Renewable energy is energy produced from sources like the sun and wind that are naturally replenished and do not run out. Renewable energy can be used for electricity generation, space and water heating and cooling, and transportation.

Non-renewable energy, in contrast, comes from finite sources that could get used up, such as fossil fuels like coal and oil.

Types of Renewable Energy

Renewable energy sources, such as biomass, geothermal resources, sunlight, water, and wind, are natural resources that can be converted into these types of clean, usable energy:

Benefits of Renewable Energy

The advantages of renewable energy are numerous and affect the economy, environment, national security, and human health. Here are some of the benefits of using renewable energy in the United States:

  • Enhanced reliability, security, and resilience of the nation’s power grid
  • Job creation throughout renewable energy industries 
  • Reduced carbon emissions and air pollution from energy production
  • Increased U.S. energy independence
  • Increased affordability, as many types of renewable energy are cost-competitive with traditional energy sources
  • Expanded clean energy access for non-grid-connected or remote, coastal, or islanded communities.

Learn more about the advantages of wind energy, solar energy, bioenergy, geothermal energy, hydropower, and marine energy, and how the U.S. Department of Energy is working to modernize the grid.

Renewable Energy in the United States

Renewable energy generates about 20% of all U.S. electricity, and that percentage continues to grow. The following graphic breaks down the shares of total electricity production in 2021 among the types of renewable power:

Renewable Energy Share of Total U.S. Electricity Production. 9.2% wind, 6.3% hydropower, 2.8% solar, 1.3% biomass, 0.4% geothermal.

In 2022, solar and wind energy are expected to add more than 60% of the utility-scale generating capacity to the U.S. power grid (46% from solar, 17% from wind).

The United States is a resource-rich country with abundant renewable energy resources.

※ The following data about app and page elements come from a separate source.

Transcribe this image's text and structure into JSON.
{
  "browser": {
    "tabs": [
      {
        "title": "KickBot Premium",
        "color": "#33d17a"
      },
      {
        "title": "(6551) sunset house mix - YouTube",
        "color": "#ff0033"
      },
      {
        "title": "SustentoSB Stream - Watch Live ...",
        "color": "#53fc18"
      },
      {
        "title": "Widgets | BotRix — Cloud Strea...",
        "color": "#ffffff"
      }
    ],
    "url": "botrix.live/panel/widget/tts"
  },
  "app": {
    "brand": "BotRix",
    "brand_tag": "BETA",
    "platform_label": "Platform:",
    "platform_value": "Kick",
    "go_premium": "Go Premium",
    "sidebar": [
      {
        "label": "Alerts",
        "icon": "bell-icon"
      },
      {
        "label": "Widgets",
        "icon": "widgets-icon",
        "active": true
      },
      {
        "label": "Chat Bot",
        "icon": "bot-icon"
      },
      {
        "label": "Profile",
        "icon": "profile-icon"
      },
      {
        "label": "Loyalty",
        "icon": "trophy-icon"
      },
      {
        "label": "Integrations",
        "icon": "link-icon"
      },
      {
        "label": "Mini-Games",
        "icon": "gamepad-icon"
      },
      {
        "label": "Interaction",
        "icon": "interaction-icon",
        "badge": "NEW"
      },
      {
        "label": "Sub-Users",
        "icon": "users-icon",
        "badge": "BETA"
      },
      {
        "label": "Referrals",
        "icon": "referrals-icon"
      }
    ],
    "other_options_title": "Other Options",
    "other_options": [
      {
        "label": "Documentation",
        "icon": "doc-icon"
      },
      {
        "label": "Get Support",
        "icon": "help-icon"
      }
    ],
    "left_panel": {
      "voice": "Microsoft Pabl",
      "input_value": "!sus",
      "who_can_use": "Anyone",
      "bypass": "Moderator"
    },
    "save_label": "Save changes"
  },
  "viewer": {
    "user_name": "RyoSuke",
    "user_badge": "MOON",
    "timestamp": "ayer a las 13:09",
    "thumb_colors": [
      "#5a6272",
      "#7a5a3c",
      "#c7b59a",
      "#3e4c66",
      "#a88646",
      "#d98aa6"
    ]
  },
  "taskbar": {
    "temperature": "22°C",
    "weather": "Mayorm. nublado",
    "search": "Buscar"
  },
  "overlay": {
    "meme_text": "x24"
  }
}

The amount available is 100 times that of the nation’s annual electricity need. Read more about renewable energy potential in the United States.

Office of Energy Efficiency and Renewable Energy

The U.S. Department of Energy's Office of Energy Efficiency and Renewable Energy (EERE) is the hub of renewable energy applied research, development, and demonstration activities in the United States.

EERE has three pillars: Renewable Energy, Sustainable Transportation, and Energy Efficiency. The Renewable Energy pillar comprises four technology offices:

EERE’s Bioenergy Technologies Office and Hydrogen and Fuel Cell Technologies Office conduct renewable energy research and development activities under the Sustainable Transportation pillar, and the technology offices in the Energy Efficiency pillar integrate renewable energy into their work.

A large seal showing the logos of the various EERE offices, with "Are You A Clean Energy Champion?" written across the middle of it on a ribbon

Every American can advocate for renewable energy by becoming a Clean Energy Champion. Both small and large actions make a difference. Join the movement.

Advancing Renewable Energy in the United States

EERE offers funding for research and development to advance clean energy technologies. Find open funding opportunities and learn how to apply for funding.

The U.S. Department of Energy's 17 national laboratories conduct research and help bring renewable energy technologies to market. Learn more about the national laboratories and tech-to-market programs at EERE.

Renewable Energy at Home

Homeowners and renters can use clean energy at home by buying green power, installing renewable energy systems to generate electricity, or by using renewable resources for water and space heating and cooling.

Before installing a renewable energy system, it's important to reduce your energy consumption and improve your home’s energy efficiency.

Visit Energy Saver to learn more about the different ways to use renewable energy at home:


You may be eligible for federal and state tax credits if you install a renewable energy system in your home. Visit ENERGY STAR to learn about federal renewable energy tax credits for homeowners. For information on state incentives, visit the Database of State Incentives for Renewables and Efficiency website.

Other Ways EERE Champions Clean Energy


Find Clean Energy Jobs

EERE is dedicated to building a clean energy economy, which means millions of new jobs in construction, manufacturing, and more across industries. Learn more about job opportunities in renewable energy: